An exact, complete copy of the lines below is the expected answer.

==== DATASET CONTENT ====

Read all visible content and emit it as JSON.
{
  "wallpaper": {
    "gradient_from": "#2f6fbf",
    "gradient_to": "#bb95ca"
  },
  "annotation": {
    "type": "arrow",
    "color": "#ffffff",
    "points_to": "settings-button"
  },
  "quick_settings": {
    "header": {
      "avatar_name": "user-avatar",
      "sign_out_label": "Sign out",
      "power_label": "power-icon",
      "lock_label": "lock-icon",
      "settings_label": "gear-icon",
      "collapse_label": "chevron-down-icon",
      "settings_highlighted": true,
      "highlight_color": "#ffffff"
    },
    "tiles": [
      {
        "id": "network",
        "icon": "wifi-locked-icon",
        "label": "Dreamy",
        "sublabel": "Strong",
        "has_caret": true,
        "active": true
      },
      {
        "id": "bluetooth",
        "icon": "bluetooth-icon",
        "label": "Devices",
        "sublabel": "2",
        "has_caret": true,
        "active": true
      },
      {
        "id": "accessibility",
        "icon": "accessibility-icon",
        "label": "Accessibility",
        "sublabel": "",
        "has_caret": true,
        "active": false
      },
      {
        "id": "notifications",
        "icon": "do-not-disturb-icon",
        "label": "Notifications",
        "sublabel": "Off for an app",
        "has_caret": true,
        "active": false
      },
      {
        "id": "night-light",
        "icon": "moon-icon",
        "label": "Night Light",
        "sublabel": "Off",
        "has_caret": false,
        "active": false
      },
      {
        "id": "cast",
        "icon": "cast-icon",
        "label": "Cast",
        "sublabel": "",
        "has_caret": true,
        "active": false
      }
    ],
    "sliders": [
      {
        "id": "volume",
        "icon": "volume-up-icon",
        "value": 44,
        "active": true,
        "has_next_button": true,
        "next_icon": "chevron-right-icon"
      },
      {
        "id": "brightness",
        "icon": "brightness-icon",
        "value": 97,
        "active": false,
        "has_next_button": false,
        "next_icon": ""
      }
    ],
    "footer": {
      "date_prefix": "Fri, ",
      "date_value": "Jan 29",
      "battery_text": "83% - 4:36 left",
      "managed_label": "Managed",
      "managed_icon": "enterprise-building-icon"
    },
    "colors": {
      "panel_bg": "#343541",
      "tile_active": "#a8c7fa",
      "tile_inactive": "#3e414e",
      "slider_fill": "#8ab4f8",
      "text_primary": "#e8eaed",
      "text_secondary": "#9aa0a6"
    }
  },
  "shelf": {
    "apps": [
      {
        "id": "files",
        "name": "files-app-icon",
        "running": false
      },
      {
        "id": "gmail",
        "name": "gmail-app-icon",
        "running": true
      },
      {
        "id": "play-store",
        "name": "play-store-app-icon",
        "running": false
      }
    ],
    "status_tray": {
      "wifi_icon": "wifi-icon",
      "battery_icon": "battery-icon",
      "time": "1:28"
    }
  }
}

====

ANSWER SECTION:
Read all visible content and emit it as JSON.
{
  "wallpaper": {
    "gradient_from": "#2f6fbf",
    "gradient_to": "#bb95ca"
  },
  "annotation": {
    "type": "arrow",
    "color": "#ffffff",
    "points_to": "settings-button"
  },
  "quick_settings": {
    "header": {
      "avatar_name": "user-avatar",
      "sign_out_label": "Sign out",
      "power_label": "power-icon",
      "lock_label": "lock-icon",
      "settings_label": "gear-icon",
      "collapse_label": "chevron-down-icon",
      "settings_highlighted": true,
      "highlight_color": "#ffffff"
    },
    "tiles": [
      {
        "id": "network",
        "icon": "wifi-locked-icon",
        "label": "Dreamy",
        "sublabel": "Strong",
        "has_caret": true,
        "active": true
      },
      {
        "id": "bluetooth",
        "icon": "bluetooth-icon",
        "label": "Devices",
        "sublabel": "2",
        "has_caret": true,
        "active": true
      },
      {
        "id": "accessibility",
        "icon": "accessibility-icon",
        "label": "Accessibility",
        "sublabel": "",
        "has_caret": true,
        "active": false
      },
      {
        "id": "notifications",
        "icon": "do-not-disturb-icon",
        "label": "Notifications",
        "sublabel": "Off for an app",
        "has_caret": true,
        "active": false
      },
      {
        "id": "night-light",
        "icon": "moon-icon",
        "label": "Night Light",
        "sublabel": "Off",
        "has_caret": false,
        "active": false
      },
      {
        "id": "cast",
        "icon": "cast-icon",
        "label": "Cast",
        "sublabel": "",
        "has_caret": true,
        "active": false
      }
    ],
    "sliders": [
      {
        "id": "volume",
        "icon": "volume-up-icon",
        "value": 44,
        "active": true,
        "has_next_button": true,
        "next_icon": "chevron-right-icon"
      },
      {
        "id": "brightness",
        "icon": "brightness-icon",
        "value": 97,
        "active": false,
        "has_next_button": false,
        "next_icon": ""
      }
    ],
    "footer": {
      "date_prefix": "Fri, ",
      "date_value": "Jan 29",
      "battery_text": "83% - 4:36 left",
      "managed_label": "Managed",
      "managed_icon": "enterprise-building-icon"
    },
    "colors": {
      "panel_bg": "#343541",
      "tile_active": "#a8c7fa",
      "tile_inactive": "#3e414e",
      "slider_fill": "#8ab4f8",
      "text_primary": "#e8eaed",
      "text_secondary": "#9aa0a6"
    }
  },
  "shelf": {
    "apps": [
      {
        "id": "files",
        "name": "files-app-icon",
        "running": false
      },
      {
        "id": "gmail",
        "name": "gmail-app-icon",
        "running": true
      },
      {
        "id": "play-store",
        "name": "play-store-app-icon",
        "running": false
      }
    ],
    "status_tray": {
      "wifi_icon": "wifi-icon",
      "battery_icon": "battery-icon",
      "time": "1:28"
    }
  }
}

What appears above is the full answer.